Charlotte Mason was a British educator from the early part of the last century. Her methods and philosophies have recently experienced a resurgence—especially among American homeschooling families. Her emphasis on developing a lifetime love of learning was in stark contrast to the almost anti-child climate of her time.
According to a World Wide Education Service (WES), pamphlet she lived in an era when …
“… they practised reading, writing and arithmetic, sitting bolt upright on hard chairs (no slouching was allowed!) and writing on a piece of slate which could be wiped clean and used again. They were often given long lists to learn by heart, such as capital cities or dates from history or hard spellings. If they did not learn their work they were punished, sometimes by caning…”
In response to her own experience and education, Mason conducted lectures, wrote numerous books on educational topics, founded a school for training governesses and others working with children in her methods, and published a monthly periodical called The Parents’ Review which allowed her to stay in touch with her followers throughout the country (and the world).
Mason’s philosophies were originally used by governesses in England to educate (i.e.: homeschool) the children in their charge. Eventually the Parents’ Union Schools based on her philosophies sprung up throughout England, and her training school became a college to supply teachers for the Parents’ Union Schools.
Mason developed a lifetime love of learning in her students by engaging the children firsthand with nature, literature, science, history, art, music, and avoiding dumbed-down materials as much as possible. The main focus of Mason’s educational ideas and philosophy was having the students read top quality literature—real books rather than textbooks—and delving into a wide variety of serious topics throughout childhood. Mason described most literature written to children as “twaddle” and felt that childish materials should be avoided at all costs.

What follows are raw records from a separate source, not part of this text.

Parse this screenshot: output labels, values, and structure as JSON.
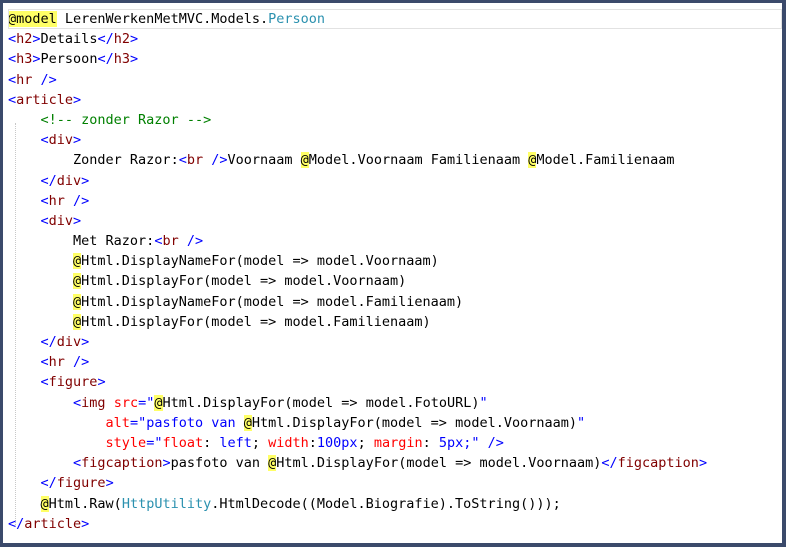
{
  "editor": {
    "lines": [
      {
        "indent": 0,
        "current": true,
        "tokens": [
          {
            "t": "@",
            "c": "hl"
          },
          {
            "t": "model",
            "c": "hl"
          },
          {
            "t": " LerenWerkenMetMVC.Models.",
            "c": ""
          },
          {
            "t": "Persoon",
            "c": "type"
          }
        ]
      },
      {
        "indent": 0,
        "tokens": [
          {
            "t": "<",
            "c": "tag"
          },
          {
            "t": "h2",
            "c": "tagname"
          },
          {
            "t": ">",
            "c": "tag"
          },
          {
            "t": "Details",
            "c": ""
          },
          {
            "t": "</",
            "c": "tag"
          },
          {
            "t": "h2",
            "c": "tagname"
          },
          {
            "t": ">",
            "c": "tag"
          }
        ]
      },
      {
        "indent": 0,
        "tokens": [
          {
            "t": "<",
            "c": "tag"
          },
          {
            "t": "h3",
            "c": "tagname"
          },
          {
            "t": ">",
            "c": "tag"
          },
          {
            "t": "Persoon",
            "c": ""
          },
          {
            "t": "</",
            "c": "tag"
          },
          {
            "t": "h3",
            "c": "tagname"
          },
          {
            "t": ">",
            "c": "tag"
          }
        ]
      },
      {
        "indent": 0,
        "tokens": [
          {
            "t": "<",
            "c": "tag"
          },
          {
            "t": "hr",
            "c": "tagname"
          },
          {
            "t": " />",
            "c": "tag"
          }
        ]
      },
      {
        "indent": 0,
        "tokens": [
          {
            "t": "<",
            "c": "tag"
          },
          {
            "t": "article",
            "c": "tagname"
          },
          {
            "t": ">",
            "c": "tag"
          }
        ]
      },
      {
        "indent": 1,
        "tokens": [
          {
            "t": "<!-- zonder Razor -->",
            "c": "cmt"
          }
        ]
      },
      {
        "indent": 1,
        "tokens": [
          {
            "t": "<",
            "c": "tag"
          },
          {
            "t": "div",
            "c": "tagname"
          },
          {
            "t": ">",
            "c": "tag"
          }
        ]
      },
      {
        "indent": 2,
        "tokens": [
          {
            "t": "Zonder Razor:",
            "c": ""
          },
          {
            "t": "<",
            "c": "tag"
          },
          {
            "t": "br",
            "c": "tagname"
          },
          {
            "t": " />",
            "c": "tag"
          },
          {
            "t": "Voornaam ",
            "c": ""
          },
          {
            "t": "@",
            "c": "hl"
          },
          {
            "t": "Model.Voornaam Familienaam ",
            "c": ""
          },
          {
            "t": "@",
            "c": "hl"
          },
          {
            "t": "Model.Familienaam",
            "c": ""
          }
        ]
      },
      {
        "indent": 1,
        "tokens": [
          {
            "t": "</",
            "c": "tag"
          },
          {
            "t": "div",
            "c": "tagname"
          },
          {
            "t": ">",
            "c": "tag"
          }
        ]
      },
      {
        "indent": 1,
        "tokens": [
          {
            "t": "<",
            "c": "tag"
          },
          {
            "t": "hr",
            "c": "tagname"
          },
          {
            "t": " />",
            "c": "tag"
          }
        ]
      },
      {
        "indent": 1,
        "tokens": [
          {
            "t": "<",
            "c": "tag"
          },
          {
            "t": "div",
            "c": "tagname"
          },
          {
            "t": ">",
            "c": "tag"
          }
        ]
      },
      {
        "indent": 2,
        "tokens": [
          {
            "t": "Met Razor:",
            "c": ""
          },
          {
            "t": "<",
            "c": "tag"
          },
          {
            "t": "br",
            "c": "tagname"
          },
          {
            "t": " />",
            "c": "tag"
          }
        ]
      },
      {
        "indent": 2,
        "tokens": [
          {
            "t": "@",
            "c": "hl"
          },
          {
            "t": "Html.DisplayNameFor(model => model.Voornaam)",
            "c": ""
          }
        ]
      },
      {
        "indent": 2,
        "tokens": [
          {
            "t": "@",
            "c": "hl"
          },
          {
            "t": "Html.DisplayFor(model => model.Voornaam)",
            "c": ""
          }
        ]
      },
      {
        "indent": 2,
        "tokens": [
          {
            "t": "@",
            "c": "hl"
          },
          {
            "t": "Html.DisplayNameFor(model => model.Familienaam)",
            "c": ""
          }
        ]
      },
      {
        "indent": 2,
        "tokens": [
          {
            "t": "@",
            "c": "hl"
          },
          {
            "t": "Html.DisplayFor(model => model.Familienaam)",
            "c": ""
          }
        ]
      },
      {
        "indent": 1,
        "tokens": [
          {
            "t": "</",
            "c": "tag"
          },
          {
            "t": "div",
            "c": "tagname"
          },
          {
            "t": ">",
            "c": "tag"
          }
        ]
      },
      {
        "indent": 1,
        "tokens": [
          {
            "t": "<",
            "c": "tag"
          },
          {
            "t": "hr",
            "c": "tagname"
          },
          {
            "t": " />",
            "c": "tag"
          }
        ]
      },
      {
        "indent": 1,
        "tokens": [
          {
            "t": "<",
            "c": "tag"
          },
          {
            "t": "figure",
            "c": "tagname"
          },
          {
            "t": ">",
            "c": "tag"
          }
        ]
      },
      {
        "indent": 2,
        "tokens": [
          {
            "t": "<",
            "c": "tag"
          },
          {
            "t": "img",
            "c": "tagname"
          },
          {
            "t": " ",
            "c": ""
          },
          {
            "t": "src",
            "c": "attr"
          },
          {
            "t": "=\"",
            "c": "val"
          },
          {
            "t": "@",
            "c": "hl"
          },
          {
            "t": "Html.DisplayFor(model => model.FotoURL)",
            "c": ""
          },
          {
            "t": "\"",
            "c": "val"
          }
        ]
      },
      {
        "indent": 3,
        "tokens": [
          {
            "t": "alt",
            "c": "attr"
          },
          {
            "t": "=\"pasfoto van ",
            "c": "val"
          },
          {
            "t": "@",
            "c": "hl"
          },
          {
            "t": "Html.DisplayFor(model => model.Voornaam)",
            "c": ""
          },
          {
            "t": "\"",
            "c": "val"
          }
        ]
      },
      {
        "indent": 3,
        "tokens": [
          {
            "t": "style",
            "c": "attr"
          },
          {
            "t": "=\"",
            "c": "val"
          },
          {
            "t": "float",
            "c": "attr"
          },
          {
            "t": ": ",
            "c": ""
          },
          {
            "t": "left",
            "c": "val"
          },
          {
            "t": "; ",
            "c": ""
          },
          {
            "t": "width",
            "c": "attr"
          },
          {
            "t": ":",
            "c": ""
          },
          {
            "t": "100px",
            "c": "val"
          },
          {
            "t": "; ",
            "c": ""
          },
          {
            "t": "margin",
            "c": "attr"
          },
          {
            "t": ": ",
            "c": ""
          },
          {
            "t": "5px",
            "c": "val"
          },
          {
            "t": ";\"",
            "c": "val"
          },
          {
            "t": " />",
            "c": "tag"
          }
        ]
      },
      {
        "indent": 2,
        "tokens": [
          {
            "t": "<",
            "c": "tag"
          },
          {
            "t": "figcaption",
            "c": "tagname"
          },
          {
            "t": ">",
            "c": "tag"
          },
          {
            "t": "pasfoto van ",
            "c": ""
          },
          {
            "t": "@",
            "c": "hl"
          },
          {
            "t": "Html.DisplayFor(model => model.Voornaam)",
            "c": ""
          },
          {
            "t": "</",
            "c": "tag"
          },
          {
            "t": "figcaption",
            "c": "tagname"
          },
          {
            "t": ">",
            "c": "tag"
          }
        ]
      },
      {
        "indent": 1,
        "tokens": [
          {
            "t": "</",
            "c": "tag"
          },
          {
            "t": "figure",
            "c": "tagname"
          },
          {
            "t": ">",
            "c": "tag"
          }
        ]
      },
      {
        "indent": 1,
        "tokens": [
          {
            "t": "@",
            "c": "hl"
          },
          {
            "t": "Html.Raw(",
            "c": ""
          },
          {
            "t": "HttpUtility",
            "c": "type"
          },
          {
            "t": ".HtmlDecode((Model.Biografie).ToString()));",
            "c": ""
          }
        ]
      },
      {
        "indent": 0,
        "tokens": [
          {
            "t": "</",
            "c": "tag"
          },
          {
            "t": "article",
            "c": "tagname"
          },
          {
            "t": ">",
            "c": "tag"
          }
        ]
      }
    ]
  }
}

Charlotte Mason is often referred to as the founder of the modern homeschooling movement, although her name became virtually unknown to modern American homeschoolers for many years. Charlotte Mason’s original writings were rediscovered by Susan Schaeffer-McCaulay (author of For the Children’s Sake) in the late 1970’s and eventually brought back into print by Karen Andreola (original publisher of The Original Homeschooling Six Volume Set and author of A Charlotte Mason Companion).